“It was our game plan to attack the paint. We call it paint dominance,” Staley said. “We have to own the paint, whether we get that ball to our post players or drive it down somebody’s throat. We didn’t discriminate. We wanted to do it either way.”
South Carolina held first-team All-SEC performer Victoria Vivians to 12 points on 4 of 16 shooting, while Morgan William, who hit the game-winner against UConn, finished with two field goals and eight points.
William scored 41 against Baylor to reach the Final Four before hitting the game winner against the Huskies.
The Gamecocks will have a celebration on Monday at 4 p.m. in Colonial Life Arena.
MISSISSIPPI ST. (34-5)
Richardson 1-5 2-2 4, McCowan 2-6 3-4 7, Dillingham 5-10 0-0 11, Vivians 4-16 3-4 12, William 2-6 4-4 8, Chapel 1-2 2-2 4, Williams 0-0 0-0 0, Campbell 0-0 0-0 0, Okorie 1-1 0-0 2, Allen 0-0 1-2 1, Holmes 3-5 0-0 6, Johnson 0-2 0-0 0, Schaefer 0-2 0-0 0, Totals 19-55 15-18 55.
SOUTH CAROLINA (33-4)
Wilson 9-15 5-6 23, Cuevas-Moore 2-6 1-2 5, Davis 4-12 2-2 10, Gray 7-15 4-5 18, Harris 2-4 2-3 6, Herbert Harrigan 0-1 1-2 1, Bradshaw 0-0 0-0 0, Cliney 1-2 2-2 4, Davis 0-0 0-0 0, Patrick 0-0 0-0 0, Totals 25-55 17-22 67.
3-point Goals: Mississippi St. 2-12 (Richardson 0-1, Dillingham 1-2, Vivians 1-5, William 0-1, Johnson 0-1, Schaefer 0-2), South Carolina 0-3 (Davis 0-2, Gray 0-1). Assists: Mississippi St. 8 (William 4), South Carolina 7 (Cuevas-Moore 2). Fouled Out: None.
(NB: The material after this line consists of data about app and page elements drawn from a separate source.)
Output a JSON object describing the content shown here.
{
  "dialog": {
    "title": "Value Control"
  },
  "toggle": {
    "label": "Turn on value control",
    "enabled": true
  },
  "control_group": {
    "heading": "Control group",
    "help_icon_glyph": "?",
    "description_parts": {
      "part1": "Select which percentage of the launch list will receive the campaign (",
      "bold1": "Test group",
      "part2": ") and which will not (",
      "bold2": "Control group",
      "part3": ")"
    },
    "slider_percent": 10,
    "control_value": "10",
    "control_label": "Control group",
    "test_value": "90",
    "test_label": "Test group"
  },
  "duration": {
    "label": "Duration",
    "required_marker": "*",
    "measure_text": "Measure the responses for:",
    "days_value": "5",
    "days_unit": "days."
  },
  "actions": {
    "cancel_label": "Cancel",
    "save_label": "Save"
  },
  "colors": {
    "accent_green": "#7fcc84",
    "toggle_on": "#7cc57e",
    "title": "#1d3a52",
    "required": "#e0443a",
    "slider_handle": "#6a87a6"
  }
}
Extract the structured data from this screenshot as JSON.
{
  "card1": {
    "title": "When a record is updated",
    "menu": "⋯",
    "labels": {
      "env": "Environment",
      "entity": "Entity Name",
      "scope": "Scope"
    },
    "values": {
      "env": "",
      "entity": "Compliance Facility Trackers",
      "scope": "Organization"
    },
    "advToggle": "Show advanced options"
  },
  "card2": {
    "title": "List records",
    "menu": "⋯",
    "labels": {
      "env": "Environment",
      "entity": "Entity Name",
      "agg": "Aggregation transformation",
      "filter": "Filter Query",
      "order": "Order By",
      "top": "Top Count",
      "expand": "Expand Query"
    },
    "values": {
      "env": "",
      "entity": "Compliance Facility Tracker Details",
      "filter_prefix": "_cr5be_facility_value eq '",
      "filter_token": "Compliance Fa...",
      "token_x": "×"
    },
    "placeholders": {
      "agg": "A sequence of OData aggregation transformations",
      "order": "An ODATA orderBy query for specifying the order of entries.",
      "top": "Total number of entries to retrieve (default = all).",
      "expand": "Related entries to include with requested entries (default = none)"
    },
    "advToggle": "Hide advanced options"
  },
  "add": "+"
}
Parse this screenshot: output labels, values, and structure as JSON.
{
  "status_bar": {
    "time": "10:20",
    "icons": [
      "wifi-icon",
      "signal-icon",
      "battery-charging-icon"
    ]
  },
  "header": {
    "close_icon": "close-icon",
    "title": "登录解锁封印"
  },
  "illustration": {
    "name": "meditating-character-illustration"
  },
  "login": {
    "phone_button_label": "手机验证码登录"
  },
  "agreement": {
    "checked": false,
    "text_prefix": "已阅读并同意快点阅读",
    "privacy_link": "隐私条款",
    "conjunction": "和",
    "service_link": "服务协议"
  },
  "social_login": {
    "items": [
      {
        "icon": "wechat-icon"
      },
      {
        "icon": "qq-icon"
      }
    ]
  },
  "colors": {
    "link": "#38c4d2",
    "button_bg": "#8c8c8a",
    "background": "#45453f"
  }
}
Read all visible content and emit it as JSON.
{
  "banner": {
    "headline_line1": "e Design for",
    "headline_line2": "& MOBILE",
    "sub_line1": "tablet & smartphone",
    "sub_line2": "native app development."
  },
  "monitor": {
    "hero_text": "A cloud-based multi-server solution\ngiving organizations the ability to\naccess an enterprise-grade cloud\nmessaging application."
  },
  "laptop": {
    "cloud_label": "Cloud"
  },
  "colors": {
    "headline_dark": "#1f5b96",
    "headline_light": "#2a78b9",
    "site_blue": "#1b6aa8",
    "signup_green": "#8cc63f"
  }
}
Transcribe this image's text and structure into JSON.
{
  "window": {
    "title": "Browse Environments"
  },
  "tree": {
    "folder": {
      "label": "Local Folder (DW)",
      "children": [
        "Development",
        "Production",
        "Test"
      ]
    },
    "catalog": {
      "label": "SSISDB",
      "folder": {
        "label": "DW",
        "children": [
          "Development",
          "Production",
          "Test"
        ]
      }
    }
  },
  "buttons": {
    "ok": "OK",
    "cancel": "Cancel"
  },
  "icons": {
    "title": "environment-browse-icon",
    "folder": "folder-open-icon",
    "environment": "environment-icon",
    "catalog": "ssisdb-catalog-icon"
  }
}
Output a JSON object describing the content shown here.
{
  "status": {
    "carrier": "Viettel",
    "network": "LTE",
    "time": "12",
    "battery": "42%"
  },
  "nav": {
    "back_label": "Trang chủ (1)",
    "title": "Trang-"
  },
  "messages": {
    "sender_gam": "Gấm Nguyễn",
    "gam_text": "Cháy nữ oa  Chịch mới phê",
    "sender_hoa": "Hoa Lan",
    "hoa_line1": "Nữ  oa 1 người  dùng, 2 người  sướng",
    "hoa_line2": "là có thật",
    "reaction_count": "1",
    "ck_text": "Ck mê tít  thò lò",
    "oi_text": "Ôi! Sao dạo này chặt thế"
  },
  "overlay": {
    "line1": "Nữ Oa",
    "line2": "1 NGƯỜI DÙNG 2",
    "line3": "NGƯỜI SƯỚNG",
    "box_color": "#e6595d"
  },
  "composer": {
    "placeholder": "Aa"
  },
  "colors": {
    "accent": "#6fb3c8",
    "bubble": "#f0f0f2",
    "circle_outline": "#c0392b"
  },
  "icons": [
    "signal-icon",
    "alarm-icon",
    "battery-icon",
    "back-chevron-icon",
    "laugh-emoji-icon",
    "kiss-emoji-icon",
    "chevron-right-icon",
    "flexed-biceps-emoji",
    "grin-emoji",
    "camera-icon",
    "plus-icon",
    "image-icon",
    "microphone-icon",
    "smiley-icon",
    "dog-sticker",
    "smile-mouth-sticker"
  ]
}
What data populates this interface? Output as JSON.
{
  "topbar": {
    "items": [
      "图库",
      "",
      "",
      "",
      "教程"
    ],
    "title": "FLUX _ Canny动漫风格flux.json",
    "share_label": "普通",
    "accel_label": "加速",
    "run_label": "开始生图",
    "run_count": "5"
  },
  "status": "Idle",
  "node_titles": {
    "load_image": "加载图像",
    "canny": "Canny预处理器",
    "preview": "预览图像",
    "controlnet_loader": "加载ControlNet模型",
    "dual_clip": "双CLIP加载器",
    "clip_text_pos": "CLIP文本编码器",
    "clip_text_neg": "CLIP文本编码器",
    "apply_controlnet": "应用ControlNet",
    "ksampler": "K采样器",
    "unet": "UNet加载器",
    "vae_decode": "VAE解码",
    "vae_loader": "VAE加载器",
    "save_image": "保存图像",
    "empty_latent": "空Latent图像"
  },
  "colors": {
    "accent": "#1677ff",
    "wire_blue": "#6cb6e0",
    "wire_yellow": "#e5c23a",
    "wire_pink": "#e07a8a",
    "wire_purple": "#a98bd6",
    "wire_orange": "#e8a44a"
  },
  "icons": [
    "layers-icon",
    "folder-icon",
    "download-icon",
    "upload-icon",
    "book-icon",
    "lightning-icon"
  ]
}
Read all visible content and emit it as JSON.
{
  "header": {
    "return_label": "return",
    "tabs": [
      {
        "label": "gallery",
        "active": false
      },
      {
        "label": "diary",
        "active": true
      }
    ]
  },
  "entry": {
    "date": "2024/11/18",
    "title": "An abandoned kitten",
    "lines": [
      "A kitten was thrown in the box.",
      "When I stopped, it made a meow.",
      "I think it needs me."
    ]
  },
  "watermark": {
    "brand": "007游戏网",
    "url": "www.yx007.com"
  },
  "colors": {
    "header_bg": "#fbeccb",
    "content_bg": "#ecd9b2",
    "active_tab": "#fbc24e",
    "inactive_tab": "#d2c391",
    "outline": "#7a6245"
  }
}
Rebounds: Mississippi St. 27 (McCowan 10), South Carolina 40 (Wilson 10). Total Fouls: Mississippi St. 19, South Carolina 14. A: 19,229.